Show an ad over header. AMP

I am the FIRST

GOP senators unveil $928 billion infrastructure counteroffer

A group of Senate Republicans on Thursday released the framework for their latest counterproposal to President Biden's infrastructure plan, raising their offer from $568 billion to $928 billion.

Why it matters: The White House has indicated that Memorial Day is the soft deadline for bipartisan negotiations. Biden had previously lowered the size of his infrastructure proposal from $2.3 trillion to $1.7 trillion.


  • While hopes for a bipartisan deal were high, some Democrats are eager for Biden to abandon the effort to win over Republicans and use the budget reconciliation process, which would only require 50 votes in the Senate.
  • However, this could risk losing support from more moderate Democrats who want Republicans on board with the infrastructure plan.

What they're saying: “We believe that this counteroffer delivers on what President Biden told us in the Oval Office that day. And that is to try to reach somewhere near $1 trillion over an eight-year period of time," Sen. Shelley Moore (R-W.Va.), who has been leading negotiations on behalf of Republicans, said at a press conference.

By the numbers:

  • $506 billion for roads and bridges.
  • $98 billion for public transit.
  • $46 billion for passenger and freight rail.
  • $21 billion for safety.
  • $22 billion for ports and waterways.
  • $56 billion for airports.
  • $22 billion for water storage.
  • $72 billion for water infrastructure.
  • $65 billion for broadband infrastructure.
  • $20 billion for infrastructure financing.

Why the startup world needs to ditch "unicorns" for "dragons"

When Aileen Lee originally coined the term "unicorn" in late 2013, she was describing the 39 "U.S.-based software companies started since 2003 and valued at over $1 billion by public or private market investors."

Flashback: It got redefined in early 2015 by yours truly and Erin Griffith, in a cover story for Fortune, as any privately-held startup valued at $1 billion or more. At the time, we counted 80 of them.

Keep reading... Show less

Scoop: Facebook's new moves to lower News Feed's political volume

Facebook plans to announce that it will de-emphasize political posts and current events content in the News Feed based on negative user feedback, Axios has learned.
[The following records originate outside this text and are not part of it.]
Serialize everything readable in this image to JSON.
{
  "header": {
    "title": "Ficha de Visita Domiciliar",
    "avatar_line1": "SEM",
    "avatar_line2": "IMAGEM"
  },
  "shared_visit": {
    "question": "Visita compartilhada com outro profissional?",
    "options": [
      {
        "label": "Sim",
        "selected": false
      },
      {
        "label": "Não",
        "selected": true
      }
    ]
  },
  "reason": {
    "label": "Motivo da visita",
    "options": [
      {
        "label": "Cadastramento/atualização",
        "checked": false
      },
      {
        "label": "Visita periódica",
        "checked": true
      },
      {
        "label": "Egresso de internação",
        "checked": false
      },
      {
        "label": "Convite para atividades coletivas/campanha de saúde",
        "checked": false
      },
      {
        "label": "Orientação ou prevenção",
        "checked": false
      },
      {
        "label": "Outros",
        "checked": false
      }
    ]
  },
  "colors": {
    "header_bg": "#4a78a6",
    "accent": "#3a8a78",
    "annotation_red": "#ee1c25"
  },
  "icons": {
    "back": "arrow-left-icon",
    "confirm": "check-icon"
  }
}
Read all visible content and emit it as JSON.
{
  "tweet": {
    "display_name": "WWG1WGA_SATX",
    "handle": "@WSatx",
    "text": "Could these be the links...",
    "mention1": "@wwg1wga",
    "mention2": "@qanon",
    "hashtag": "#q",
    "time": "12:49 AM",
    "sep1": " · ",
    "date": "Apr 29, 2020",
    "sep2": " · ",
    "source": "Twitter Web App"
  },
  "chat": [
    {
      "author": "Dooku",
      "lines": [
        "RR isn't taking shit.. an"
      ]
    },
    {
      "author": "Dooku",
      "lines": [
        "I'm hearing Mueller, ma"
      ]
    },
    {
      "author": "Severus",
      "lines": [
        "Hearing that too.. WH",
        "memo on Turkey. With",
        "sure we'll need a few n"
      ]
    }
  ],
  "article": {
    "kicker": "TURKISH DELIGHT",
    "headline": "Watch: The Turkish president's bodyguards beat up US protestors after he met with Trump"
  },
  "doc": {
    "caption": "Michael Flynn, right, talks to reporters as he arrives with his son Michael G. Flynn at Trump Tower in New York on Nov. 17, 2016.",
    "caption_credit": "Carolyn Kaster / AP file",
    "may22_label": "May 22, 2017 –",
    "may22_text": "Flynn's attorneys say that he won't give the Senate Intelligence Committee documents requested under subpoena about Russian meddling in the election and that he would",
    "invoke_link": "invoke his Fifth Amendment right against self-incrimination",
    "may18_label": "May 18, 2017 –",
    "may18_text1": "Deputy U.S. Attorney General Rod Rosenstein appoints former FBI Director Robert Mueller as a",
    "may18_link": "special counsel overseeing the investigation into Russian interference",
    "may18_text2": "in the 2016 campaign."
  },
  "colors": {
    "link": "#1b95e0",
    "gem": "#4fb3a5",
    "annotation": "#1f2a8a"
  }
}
It also plans to expand tests to limit the amount of political content that people see in their News Feeds to more countries outside of the U.S.

Why it matters: The changes could reduce traffic to some news publishers, particularly companies that post a lot of political content.

Keep reading... Show less

Scoop: Amazon quietly getting into live audio business

Amazon is investing heavily in a new live audio feature that's similar to other live audio offerings like Clubhouse, Twitter Spaces and Spotify's new live audio platform, sources tell Axios.

Why it matters: As with Amazon's efforts in podcasting and music subscriptions, the company sees live audio as a way to bolster the types of content it can offer through its voice assistant, Alexa, and its smart speaker products.

Keep reading... Show less

Hurricane Ida exposes America's precarious energy infrastructure

The powerful hurricane that plunged New Orleans into darkness for what could be weeks is the latest sign that U.S. power systems are not ready for a warmer, more volatile world.

The big picture: “Our current infrastructure is not adequate when it comes to these kinds of weather extremes,” Joshua Rhodes, a University of Texas energy expert, tells Axios.

Keep reading... Show less

"We must go further": 70% of adults in European Union are fully vaccinated

About 70% of adults in the European Union are fully vaccinated against COVID-19, Ursula von der Leyen, the president of the European Commission, said Tuesday.

Why it matters: The milestone makes the E.U. one of the world's leaders in inoculations, after an initially lagging vaccine campaign, the New York Times notes.

Keep reading... Show less

What Elizabeth Holmes jurors will be asked ahead of fraud trial

Jury selection begins today in USA v. Elizabeth Holmes, with the actual jury trial to get underway on Sept. 8.

Why it matters: Theranos was the biggest fraud in Silicon Valley history, putting both hundreds of millions of dollars and thousands of patients' health at risk.

Keep reading... Show less

Insights

mail-copy

Get Goodhumans in your inbox

Most Read

More Stories